The letter should be addressed to the editor.  Try to find her name under the sections About Us, Writers' Guidelines, or  Contact Us.  If you are unsuccessful, then a letter addressed 'Dear Editor' will do.      

Review your cover letter before sending it to a publisher.  Once, I received an email addressed to an editor of another publication.  Clearly, the writer didn’t proofread her cover letter.  In addition, it made me wonder if she sent the same letter to other editors along with her manuscript.  At Kid's Imagination Train, we don’t accept simultaneous submissions.  Were other editors considering this piece besides me? 

Here is a good way to craft a cover letter:

1st paragraph:  Tell the editor what you are submitting.  Give the title, the genre, and the word count of your manuscript. 

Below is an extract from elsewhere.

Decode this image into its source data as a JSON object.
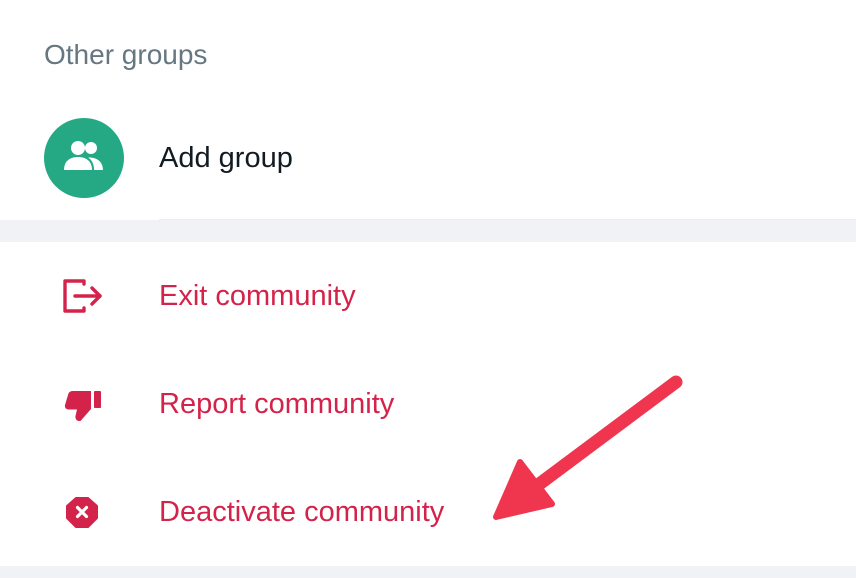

2nd paragraph:  Describe the content of the article or the plot of the story in about one to three sentences. 

3rd paragraph:  Present a short biography that includes relevant credentials and your publishing history.

4th paragraph:  Close by thanking the editor for her time.  

That's all you have to do.  Keep it short and sweet.  Remember to include your contact information.  When you write a proper cover letter, it will impress an editor.  It will show her that you are are professional and that you take submitting seriously. 

The next blog entry for CWW will be published Oct.11, rather than Oct. 15.